== Data listing ==

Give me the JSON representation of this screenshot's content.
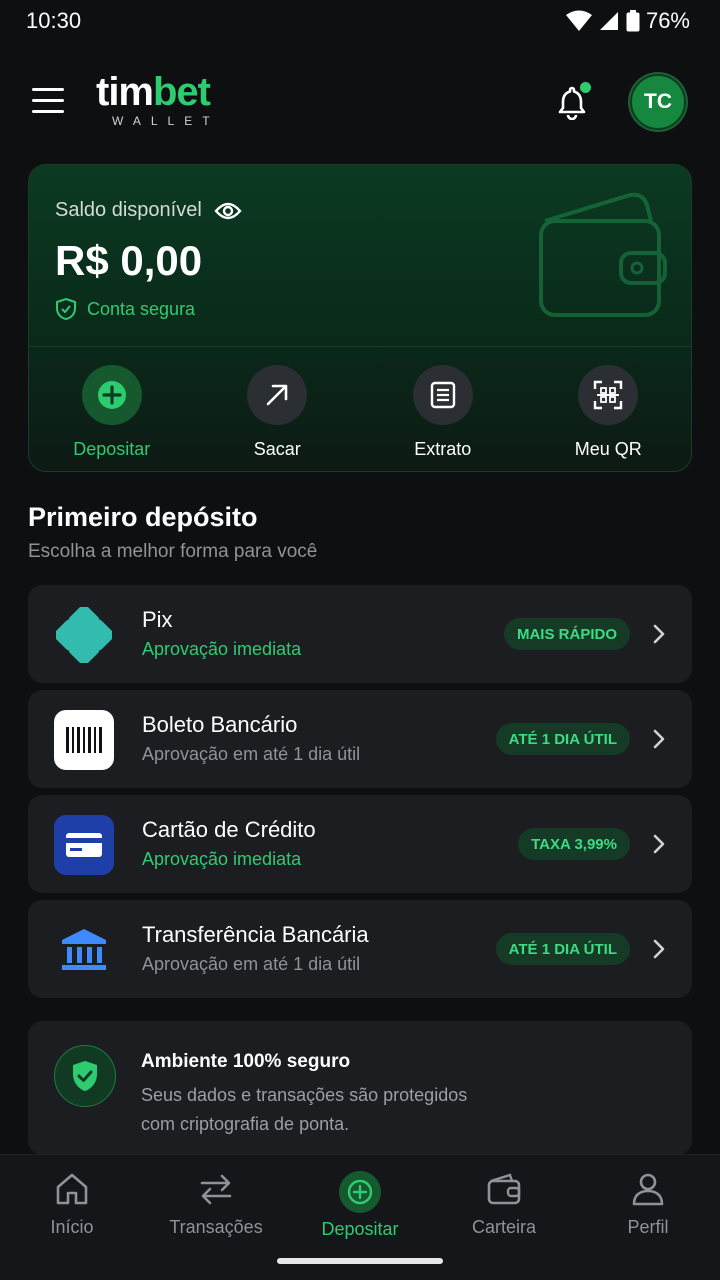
{
  "status": {
    "time": "10:30",
    "battery": "76%"
  },
  "header": {
    "logo_a": "tim",
    "logo_b": "bet",
    "logo_sub": "WALLET",
    "avatar_initials": "TC"
  },
  "balance": {
    "label": "Saldo disponível",
    "value": "R$ 0,00",
    "secure_text": "Conta segura",
    "actions": [
      {
        "label": "Depositar",
        "icon": "plus-circle-icon"
      },
      {
        "label": "Sacar",
        "icon": "arrow-up-right-icon"
      },
      {
        "label": "Extrato",
        "icon": "document-icon"
      },
      {
        "label": "Meu QR",
        "icon": "qr-scan-icon"
      }
    ]
  },
  "section": {
    "title": "Primeiro depósito",
    "subtitle": "Escolha a melhor forma para você"
  },
  "options": [
    {
      "name": "Pix",
      "desc": "Aprovação imediata",
      "badge": "MAIS RÁPIDO",
      "icon": "pix-icon"
    },
    {
      "name": "Boleto Bancário",
      "desc": "Aprovação em até 1 dia útil",
      "badge": "ATÉ 1 DIA ÚTIL",
      "icon": "barcode-icon"
    },
    {
      "name": "Cartão de Crédito",
      "desc": "Aprovação imediata",
      "badge": "TAXA 3,99%",
      "icon": "credit-card-icon"
    },
    {
      "name": "Transferência Bancária",
      "desc": "Aprovação em até 1 dia útil",
      "badge": "ATÉ 1 DIA ÚTIL",
      "icon": "bank-icon"
    }
  ],
  "safe": {
    "title": "Ambiente 100% seguro",
    "text": "Seus dados e transações são protegidos com criptografia de ponta."
  },
  "nav": [
    {
      "label": "Início",
      "icon": "home-icon"
    },
    {
      "label": "Transações",
      "icon": "swap-icon"
    },
    {
      "label": "Depositar",
      "icon": "plus-circle-icon",
      "active": true
    },
    {
      "label": "Carteira",
      "icon": "wallet-icon"
    },
    {
      "label": "Perfil",
      "icon": "user-icon"
    }
  ],
  "colors": {
    "accent": "#2ecc71",
    "background": "#0e0f11",
    "card": "#1b1d21"
  }
}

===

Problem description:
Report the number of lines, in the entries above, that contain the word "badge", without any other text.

Solved problem:
4